In addition to the GPS and G-sensor, the PD-G55H also has a handful of optional safety features that you can take or leave as you will. For instance, the unit has a sort of no-frills lane-keeping system you can turn on that will sound an alarm if you drift out of your lane. You can also set an upper-speed limit, and if the dash cam detects that you’ve accelerated beyond that point, it will sound an alarm.

If that sounds like it could get annoying, you can leave those features off. Or if you have a teen driver, and you’re not completely confident in their driving abilities just yet, you can turn them on.

Then you can pop out the SD card late at night and see exactly where, and how fast, they’ve been driving.

The Bad: Inconvenient Software Delivery, Lack of Online Support, Potential Battery Issues

The good news about the bad news is that the biggest issue with the PD-G55H has absolutely nothing to do with the actual operation of the device. The issue is that the dash cam comes with a handy little software program that’s capable of reading embedded GPS data, and that’s fine. But it comes on one of those goofy mini CDs. So if you’re like many people, and you don’t even have any computers with optical drives anymore, you’re going to have trouble installing the software.

There are third party solutions out there that are capable of reading the type of metadata the PD-G55H encodes with the video, and there are always workarounds, like finding a computer with an optical drive and copying the software to a USB stick or SD card, but it would be nice if Polaroid—or GiiNii, which is the company Polaroid licensed to produce the unit—offered the software via download.
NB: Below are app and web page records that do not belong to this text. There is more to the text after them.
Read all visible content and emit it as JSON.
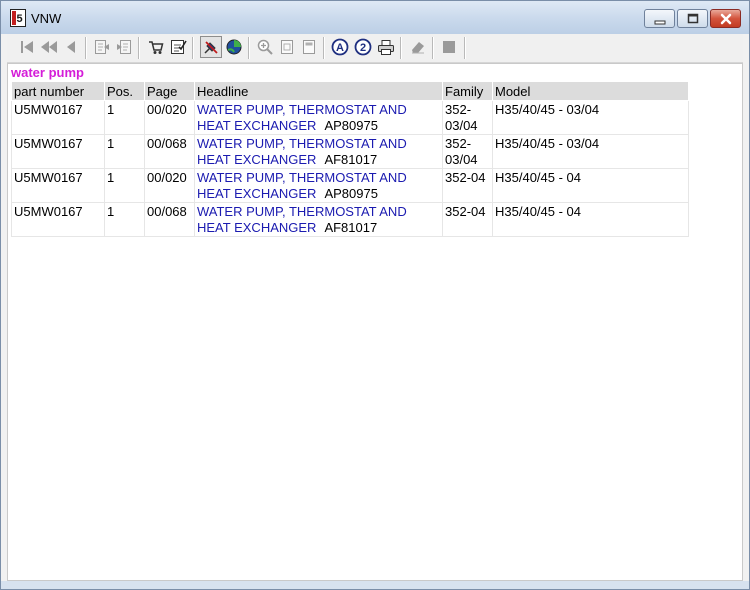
{
  "window": {
    "title": "VNW"
  },
  "search": {
    "term": "water pump"
  },
  "table": {
    "headers": [
      "part number",
      "Pos.",
      "Page",
      "Headline",
      "Family",
      "Model"
    ],
    "rows": [
      {
        "part": "U5MW0167",
        "pos": "1",
        "page": "00/020",
        "headline_line1": "WATER PUMP, THERMOSTAT AND",
        "headline_line2": "HEAT EXCHANGER",
        "code": "AP80975",
        "family_line1": "352-",
        "family_line2": "03/04",
        "model": "H35/40/45 - 03/04"
      },
      {
        "part": "U5MW0167",
        "pos": "1",
        "page": "00/068",
        "headline_line1": "WATER PUMP, THERMOSTAT AND",
        "headline_line2": "HEAT EXCHANGER",
        "code": "AF81017",
        "family_line1": "352-",
        "family_line2": "03/04",
        "model": "H35/40/45 - 03/04"
      },
      {
        "part": "U5MW0167",
        "pos": "1",
        "page": "00/020",
        "headline_line1": "WATER PUMP, THERMOSTAT AND",
        "headline_line2": "HEAT EXCHANGER",
        "code": "AP80975",
        "family_line1": "352-04",
        "family_line2": "",
        "model": "H35/40/45 - 04"
      },
      {
        "part": "U5MW0167",
        "pos": "1",
        "page": "00/068",
        "headline_line1": "WATER PUMP, THERMOSTAT AND",
        "headline_line2": "HEAT EXCHANGER",
        "code": "AF81017",
        "family_line1": "352-04",
        "family_line2": "",
        "model": "H35/40/45 - 04"
      }
    ]
  },
  "toolbar": {
    "icons": [
      "first-page-icon",
      "previous-fast-icon",
      "previous-icon",
      "document-back-icon",
      "document-forward-icon",
      "cart-icon",
      "checklist-icon",
      "pin-tool-icon",
      "globe-icon",
      "zoom-in-icon",
      "page-icon",
      "page-fit-icon",
      "search-a-icon",
      "search-2-icon",
      "print-icon",
      "eraser-icon",
      "stop-icon"
    ]
  },
  "colors": {
    "search_title": "#d41cd8",
    "link": "#1b1bb0",
    "header_bg": "#dcdcdc",
    "title_bar": "#c9d9ec",
    "close_button": "#c23b21"
  }
}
The lack of online support could also be an issue if you lose the owner’s manual since Polaroid’s site only provides you with a GiiNii customer support email and leaves it at that. GiiNii provides a handful of owner’s manuals, and firmware updates, for their own products via their website, but nothing for the Polaroid-licensed units like the PD-G55H at this time.

Another potential snag is that the battery was dead on arrival in my test unit, and a survey of other PD-G55H users found that this is an at least somewhat common occurrence. This could end up being an issue in terms of battery life since you aren’t really supposed to allow lithium polymer batteries to fully discharge.

This may or may not even be an issue, depending on your point of view. The whole idea behind a dash cam in the first place is that you install it on the dash—or the windshield—of your car, which has a ready power source in the form of an onboard 12V electrical system and ubiquitous cigarette lighter or 12V accessory socket that you’re probably already using to charge your cell phone. Only, unlike your cell phone, there’s really no compelling reason to unplug a dash cam and carry it around to the point where you’d worry about the battery.

The Bottom Line: Do You Need a Dash Cam?

If you’ve asked yourself whether you really need a dash cam and come to the decision that you do, then the PD-G55H is worth a look. The key features are the GPS tracking and accelerometer, which are absolutely vital if you want to get the most out of a dash cam. For instance, if you’re hoping to be able to use footage from your dash cam as evidence—provided that it’s legal to use a dash cam as evidence where you live—then having that baked-in GPS data could really come in handy. The only real issue is the way that the software is delivered, but that’s easy enough to work around if you’re expecting it.